→ **Aim of the task**
Please read the records below and return each line holding the string "Speed".

::: Data provided

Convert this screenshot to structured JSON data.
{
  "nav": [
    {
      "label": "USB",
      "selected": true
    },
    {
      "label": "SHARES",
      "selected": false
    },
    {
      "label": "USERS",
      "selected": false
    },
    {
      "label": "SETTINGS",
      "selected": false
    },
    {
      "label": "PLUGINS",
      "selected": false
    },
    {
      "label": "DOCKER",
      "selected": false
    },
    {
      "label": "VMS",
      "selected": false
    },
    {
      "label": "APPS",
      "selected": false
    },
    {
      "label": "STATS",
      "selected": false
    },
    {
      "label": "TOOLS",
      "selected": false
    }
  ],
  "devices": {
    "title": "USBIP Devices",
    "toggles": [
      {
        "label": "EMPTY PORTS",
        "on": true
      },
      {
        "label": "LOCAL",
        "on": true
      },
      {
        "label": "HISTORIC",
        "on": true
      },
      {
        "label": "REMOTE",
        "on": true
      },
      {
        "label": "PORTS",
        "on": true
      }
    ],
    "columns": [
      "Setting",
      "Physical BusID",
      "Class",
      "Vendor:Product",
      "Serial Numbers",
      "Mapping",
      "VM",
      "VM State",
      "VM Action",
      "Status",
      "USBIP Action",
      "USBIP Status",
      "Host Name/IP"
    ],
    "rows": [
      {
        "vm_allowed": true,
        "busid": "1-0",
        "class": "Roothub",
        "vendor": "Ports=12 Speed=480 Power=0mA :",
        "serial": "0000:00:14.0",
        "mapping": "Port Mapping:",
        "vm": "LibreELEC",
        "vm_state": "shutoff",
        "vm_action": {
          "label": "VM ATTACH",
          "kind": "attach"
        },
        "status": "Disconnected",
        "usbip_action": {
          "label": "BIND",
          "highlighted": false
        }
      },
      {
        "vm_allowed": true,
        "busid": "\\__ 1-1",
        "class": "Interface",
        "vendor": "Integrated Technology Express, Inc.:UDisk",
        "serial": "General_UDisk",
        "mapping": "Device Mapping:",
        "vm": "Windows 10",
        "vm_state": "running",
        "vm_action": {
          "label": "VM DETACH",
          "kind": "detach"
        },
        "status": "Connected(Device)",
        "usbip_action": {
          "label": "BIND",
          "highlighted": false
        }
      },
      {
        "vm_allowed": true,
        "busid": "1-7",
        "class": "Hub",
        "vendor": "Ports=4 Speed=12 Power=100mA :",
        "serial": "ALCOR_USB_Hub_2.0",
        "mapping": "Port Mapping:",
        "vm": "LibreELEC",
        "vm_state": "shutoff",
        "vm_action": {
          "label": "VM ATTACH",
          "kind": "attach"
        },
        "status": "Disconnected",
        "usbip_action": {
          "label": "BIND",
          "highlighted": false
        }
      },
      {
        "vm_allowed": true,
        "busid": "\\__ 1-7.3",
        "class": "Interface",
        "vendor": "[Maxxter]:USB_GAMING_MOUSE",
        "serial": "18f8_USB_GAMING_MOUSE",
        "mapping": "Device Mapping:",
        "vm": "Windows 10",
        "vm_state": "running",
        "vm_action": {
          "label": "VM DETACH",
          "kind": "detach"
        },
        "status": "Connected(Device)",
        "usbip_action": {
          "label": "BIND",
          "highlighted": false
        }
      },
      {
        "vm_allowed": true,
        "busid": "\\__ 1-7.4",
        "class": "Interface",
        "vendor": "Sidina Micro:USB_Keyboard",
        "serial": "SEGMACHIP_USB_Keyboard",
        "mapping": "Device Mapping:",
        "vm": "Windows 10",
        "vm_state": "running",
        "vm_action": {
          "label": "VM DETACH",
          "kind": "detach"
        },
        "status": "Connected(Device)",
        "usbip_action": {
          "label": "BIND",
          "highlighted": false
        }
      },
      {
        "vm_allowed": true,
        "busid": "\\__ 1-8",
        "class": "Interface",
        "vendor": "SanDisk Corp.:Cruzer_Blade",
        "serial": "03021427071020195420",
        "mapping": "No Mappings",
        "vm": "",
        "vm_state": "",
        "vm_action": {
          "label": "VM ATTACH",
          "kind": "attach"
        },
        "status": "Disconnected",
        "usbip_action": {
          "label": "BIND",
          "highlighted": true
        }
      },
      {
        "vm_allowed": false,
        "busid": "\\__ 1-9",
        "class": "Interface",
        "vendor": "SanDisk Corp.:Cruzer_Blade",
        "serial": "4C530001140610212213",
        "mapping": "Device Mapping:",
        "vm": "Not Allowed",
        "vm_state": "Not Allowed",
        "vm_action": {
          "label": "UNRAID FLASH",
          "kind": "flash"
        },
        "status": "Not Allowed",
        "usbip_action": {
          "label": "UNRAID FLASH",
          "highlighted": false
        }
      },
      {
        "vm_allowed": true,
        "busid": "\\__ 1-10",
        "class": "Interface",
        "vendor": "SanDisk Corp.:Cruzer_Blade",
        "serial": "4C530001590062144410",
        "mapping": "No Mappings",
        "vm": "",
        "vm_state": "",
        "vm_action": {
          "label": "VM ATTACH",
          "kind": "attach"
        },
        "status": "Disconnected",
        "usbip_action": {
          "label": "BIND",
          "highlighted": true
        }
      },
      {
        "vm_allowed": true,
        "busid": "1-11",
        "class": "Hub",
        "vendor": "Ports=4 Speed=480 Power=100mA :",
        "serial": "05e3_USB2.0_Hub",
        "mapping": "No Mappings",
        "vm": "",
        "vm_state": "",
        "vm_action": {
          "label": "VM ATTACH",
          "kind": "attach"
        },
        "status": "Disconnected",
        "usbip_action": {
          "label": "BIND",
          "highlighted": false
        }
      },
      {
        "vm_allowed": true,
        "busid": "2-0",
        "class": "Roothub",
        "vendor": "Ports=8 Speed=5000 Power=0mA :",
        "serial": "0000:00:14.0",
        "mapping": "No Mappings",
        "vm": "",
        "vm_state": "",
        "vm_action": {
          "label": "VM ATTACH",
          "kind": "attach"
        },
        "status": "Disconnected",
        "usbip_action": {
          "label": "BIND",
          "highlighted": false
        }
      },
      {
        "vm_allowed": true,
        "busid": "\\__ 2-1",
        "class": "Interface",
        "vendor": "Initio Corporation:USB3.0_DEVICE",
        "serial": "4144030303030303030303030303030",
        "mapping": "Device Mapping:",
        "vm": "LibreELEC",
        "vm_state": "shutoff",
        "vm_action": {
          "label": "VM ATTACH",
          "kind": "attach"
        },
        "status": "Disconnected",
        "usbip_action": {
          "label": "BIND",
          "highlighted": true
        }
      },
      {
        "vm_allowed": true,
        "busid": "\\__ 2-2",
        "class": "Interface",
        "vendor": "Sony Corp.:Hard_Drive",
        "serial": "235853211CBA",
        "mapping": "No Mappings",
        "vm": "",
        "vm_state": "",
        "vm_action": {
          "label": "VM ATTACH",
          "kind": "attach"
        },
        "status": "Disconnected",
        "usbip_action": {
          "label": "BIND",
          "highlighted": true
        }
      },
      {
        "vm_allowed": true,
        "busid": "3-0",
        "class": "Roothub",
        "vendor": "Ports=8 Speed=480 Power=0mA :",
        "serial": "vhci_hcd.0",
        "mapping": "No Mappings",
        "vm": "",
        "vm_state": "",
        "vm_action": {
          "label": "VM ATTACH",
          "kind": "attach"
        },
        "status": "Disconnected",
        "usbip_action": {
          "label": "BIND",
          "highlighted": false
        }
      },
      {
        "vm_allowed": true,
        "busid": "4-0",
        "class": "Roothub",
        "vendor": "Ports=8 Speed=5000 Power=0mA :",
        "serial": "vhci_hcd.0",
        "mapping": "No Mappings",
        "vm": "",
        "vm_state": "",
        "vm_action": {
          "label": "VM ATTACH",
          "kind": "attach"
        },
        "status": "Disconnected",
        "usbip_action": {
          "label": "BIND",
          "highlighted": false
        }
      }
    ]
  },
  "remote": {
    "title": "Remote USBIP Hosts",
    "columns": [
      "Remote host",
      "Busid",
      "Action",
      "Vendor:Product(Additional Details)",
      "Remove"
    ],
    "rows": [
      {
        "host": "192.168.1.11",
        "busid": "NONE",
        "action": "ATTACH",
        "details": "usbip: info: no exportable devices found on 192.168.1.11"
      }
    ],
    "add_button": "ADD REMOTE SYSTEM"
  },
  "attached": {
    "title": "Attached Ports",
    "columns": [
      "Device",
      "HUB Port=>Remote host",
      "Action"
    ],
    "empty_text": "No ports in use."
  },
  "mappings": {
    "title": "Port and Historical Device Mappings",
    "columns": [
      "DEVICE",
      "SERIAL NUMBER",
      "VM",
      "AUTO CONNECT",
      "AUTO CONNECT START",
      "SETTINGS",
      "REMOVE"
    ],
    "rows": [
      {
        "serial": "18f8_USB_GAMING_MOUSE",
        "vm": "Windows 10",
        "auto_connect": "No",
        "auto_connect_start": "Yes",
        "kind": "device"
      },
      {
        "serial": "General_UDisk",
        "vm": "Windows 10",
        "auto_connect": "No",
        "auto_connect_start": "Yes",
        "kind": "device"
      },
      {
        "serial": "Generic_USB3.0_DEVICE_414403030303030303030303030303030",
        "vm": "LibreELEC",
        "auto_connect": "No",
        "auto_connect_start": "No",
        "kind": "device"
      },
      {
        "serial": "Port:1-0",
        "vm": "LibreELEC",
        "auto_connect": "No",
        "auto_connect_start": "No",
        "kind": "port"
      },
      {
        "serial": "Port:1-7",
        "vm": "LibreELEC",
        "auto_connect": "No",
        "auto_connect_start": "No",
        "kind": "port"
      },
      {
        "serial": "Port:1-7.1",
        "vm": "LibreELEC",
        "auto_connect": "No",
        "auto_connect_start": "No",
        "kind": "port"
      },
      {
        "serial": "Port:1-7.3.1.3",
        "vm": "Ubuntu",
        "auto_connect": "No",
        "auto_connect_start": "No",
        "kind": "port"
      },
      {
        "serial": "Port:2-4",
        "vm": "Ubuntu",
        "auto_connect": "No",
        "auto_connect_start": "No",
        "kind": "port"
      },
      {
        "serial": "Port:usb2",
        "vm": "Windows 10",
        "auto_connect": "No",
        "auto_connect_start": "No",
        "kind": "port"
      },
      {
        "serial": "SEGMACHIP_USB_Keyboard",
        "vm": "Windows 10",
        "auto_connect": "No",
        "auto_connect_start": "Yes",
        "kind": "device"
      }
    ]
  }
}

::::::

→ **Task response**
        "vendor": "Ports=12 Speed=480 Power=0mA :",
        "vendor": "Ports=4 Speed=12 Power=100mA :",
        "vendor": "Ports=4 Speed=480 Power=100mA :",
        "vendor": "Ports=8 Speed=5000 Power=0mA :",
        "vendor": "Ports=8 Speed=480 Power=0mA :",
        "vendor": "Ports=8 Speed=5000 Power=0mA :",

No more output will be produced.